Regency Personalities Series
In my attempts to provide us with the details of the Regency, today I continue with one of the many period notables.
John Eyre (Painter)
John Eyre (Painter) a pardoned convict, was an early Australian painter and engraver.
Eyre was born in Coventry, Warwickshire in England. Aged 13 years in 1794, he was apprenticed to his father, a wool-comber and weaver, and became a Coventry freeman in August 1792. On 23 March 1799 he was sentenced to transportation for seven years for housebreaking, and reached Sydney in the transport Canada in December 1801.
Granted a conditional pardon on 4 June 1804, Eyre’s early drawings are dated from around this time. He generally focused on urban landscapes, giving his creative output value not only as works of art but also as historical records. Over the course of Eyre’s artistic career, his work progressed from purely representative topographical depictions, to more artistic compositions with embellishments such as Aboriginal figures and ships at sea. This progression is typical of the developmental pattern of landscape depiction in the early colonial period.

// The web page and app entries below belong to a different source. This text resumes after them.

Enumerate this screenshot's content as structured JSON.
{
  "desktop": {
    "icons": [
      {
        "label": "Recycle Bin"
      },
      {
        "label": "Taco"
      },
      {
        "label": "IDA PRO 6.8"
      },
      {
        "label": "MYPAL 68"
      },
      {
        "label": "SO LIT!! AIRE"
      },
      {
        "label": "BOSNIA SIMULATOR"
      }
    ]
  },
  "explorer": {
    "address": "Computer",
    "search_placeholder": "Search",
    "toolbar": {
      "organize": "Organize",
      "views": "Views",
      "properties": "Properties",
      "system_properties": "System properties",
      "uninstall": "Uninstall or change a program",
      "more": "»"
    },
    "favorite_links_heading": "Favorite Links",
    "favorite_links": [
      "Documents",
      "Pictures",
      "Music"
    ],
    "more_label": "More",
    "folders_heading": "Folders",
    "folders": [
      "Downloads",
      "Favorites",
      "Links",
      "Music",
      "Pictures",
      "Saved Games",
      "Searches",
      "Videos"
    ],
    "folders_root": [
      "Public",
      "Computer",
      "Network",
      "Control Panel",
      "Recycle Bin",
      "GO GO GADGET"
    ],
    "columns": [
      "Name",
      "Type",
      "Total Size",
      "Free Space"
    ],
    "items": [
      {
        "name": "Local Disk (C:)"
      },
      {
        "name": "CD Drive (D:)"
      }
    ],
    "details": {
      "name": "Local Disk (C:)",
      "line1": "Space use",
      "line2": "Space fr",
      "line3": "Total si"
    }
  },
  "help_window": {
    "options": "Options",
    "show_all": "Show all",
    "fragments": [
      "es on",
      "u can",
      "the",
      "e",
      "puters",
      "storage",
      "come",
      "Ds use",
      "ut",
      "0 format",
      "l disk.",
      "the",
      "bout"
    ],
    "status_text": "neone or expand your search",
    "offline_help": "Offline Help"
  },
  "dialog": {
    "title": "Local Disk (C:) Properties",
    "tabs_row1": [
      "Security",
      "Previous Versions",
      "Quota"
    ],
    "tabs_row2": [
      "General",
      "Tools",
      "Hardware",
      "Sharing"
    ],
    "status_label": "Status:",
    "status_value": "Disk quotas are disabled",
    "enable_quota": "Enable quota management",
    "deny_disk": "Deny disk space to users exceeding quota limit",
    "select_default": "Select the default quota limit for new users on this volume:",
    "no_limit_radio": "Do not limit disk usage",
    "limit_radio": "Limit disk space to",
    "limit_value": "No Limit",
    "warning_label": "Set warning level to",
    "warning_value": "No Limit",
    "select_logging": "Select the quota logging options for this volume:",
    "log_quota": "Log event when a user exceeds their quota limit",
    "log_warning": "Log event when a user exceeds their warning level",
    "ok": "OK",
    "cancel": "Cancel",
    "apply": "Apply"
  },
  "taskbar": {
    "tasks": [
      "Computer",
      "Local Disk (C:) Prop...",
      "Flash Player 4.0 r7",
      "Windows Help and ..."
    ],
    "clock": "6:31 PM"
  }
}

He left the Colony as a free man in 1812; nothing is known of his later life.